Instead, by the late 1970s when AMAX Mining stated its desire to pump a lot of money into a moly mine on Mt. Emmons, it was already too late for cheers to greet the announcement. Except for the residual handful of “old-timers,” the idea of a major mining operation was perceived as a threat to the growing resort economy.

An honest effort was made, circa 1980, to try to figure out how a mine — maybe a smaller mine — could be shoehorned into the Crested Butte area, but before anything was resolved, the price of moly collapsed and AMAX abandoned its plans. Now, almost three decades later, the price of moly is at record highs, and the idea of a mine is back on the table, with the industry back under a new name. But the local economy is a generation farther along the resort track now — having in the interim exhausted the initial infusion of outside money and received another just a few years ago. An incredible amount of building has gone on, with ever larger homes spreading up the ridges and down the valley from Crested Butte. Where do we have an extra valley to fill up with tailings that wouldn’t threaten the megamanors already filling up our valleys?

MOST OF THE “NIMBYs” who strenuously oppose the mine are not much happier with the grow-or-die mantra driving industrial resortism, or the growing inequality between non-working residents and non-resident workers, or the generally lousy wages, but that’s the devil we married back in 1970, like it or not, and the mine is the devil we don’t need now in addition.

Succumbing every so often to nostalgia, I find myself wondering where we would be today, had both the Keystone Mine and the Crested Butte Ski Area continued to bumble and muddle along incrementally these past 30 years with only modest investments, alternately growing and shrinking a little as they did through the 1960s. What would the town between the two mountains be like today?

But that’s not the way things happen in the West. I think of something contrarian economist Leopold Kohr said: “Wherever something is wrong, something is too big.” And these mountain valleys are just too small for two things that are too big. “NIMBY” might more often be a cry of real stress and distress than a claim of false virtue.

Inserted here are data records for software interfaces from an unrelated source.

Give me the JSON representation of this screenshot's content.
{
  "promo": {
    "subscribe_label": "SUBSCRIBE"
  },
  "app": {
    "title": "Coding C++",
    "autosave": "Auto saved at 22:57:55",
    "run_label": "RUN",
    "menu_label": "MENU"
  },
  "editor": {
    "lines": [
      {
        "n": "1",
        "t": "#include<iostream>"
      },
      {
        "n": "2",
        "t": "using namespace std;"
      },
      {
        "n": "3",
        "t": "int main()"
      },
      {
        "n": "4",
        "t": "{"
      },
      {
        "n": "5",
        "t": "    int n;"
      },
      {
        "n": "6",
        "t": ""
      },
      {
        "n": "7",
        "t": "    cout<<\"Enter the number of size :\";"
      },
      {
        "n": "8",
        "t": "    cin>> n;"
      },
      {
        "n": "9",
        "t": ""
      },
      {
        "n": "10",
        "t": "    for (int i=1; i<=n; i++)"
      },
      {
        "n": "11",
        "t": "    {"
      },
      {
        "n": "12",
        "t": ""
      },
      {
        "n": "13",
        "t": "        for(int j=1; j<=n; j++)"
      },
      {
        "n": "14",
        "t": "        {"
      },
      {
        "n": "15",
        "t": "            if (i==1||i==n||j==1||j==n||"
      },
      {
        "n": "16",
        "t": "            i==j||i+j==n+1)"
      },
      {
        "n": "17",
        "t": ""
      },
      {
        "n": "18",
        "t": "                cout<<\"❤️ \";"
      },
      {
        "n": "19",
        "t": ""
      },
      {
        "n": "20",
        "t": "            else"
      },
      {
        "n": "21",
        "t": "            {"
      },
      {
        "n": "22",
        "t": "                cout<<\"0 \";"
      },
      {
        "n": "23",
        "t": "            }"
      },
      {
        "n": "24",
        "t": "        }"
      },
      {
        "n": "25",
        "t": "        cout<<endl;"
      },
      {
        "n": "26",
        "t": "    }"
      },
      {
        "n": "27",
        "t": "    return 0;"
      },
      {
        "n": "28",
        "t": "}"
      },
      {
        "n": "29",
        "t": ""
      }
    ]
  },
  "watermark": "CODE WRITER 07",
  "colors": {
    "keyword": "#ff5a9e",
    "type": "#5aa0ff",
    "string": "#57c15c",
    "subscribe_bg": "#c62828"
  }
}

George Sibley, who recently retired from professing at Western State College, writes from gelid Gunnison.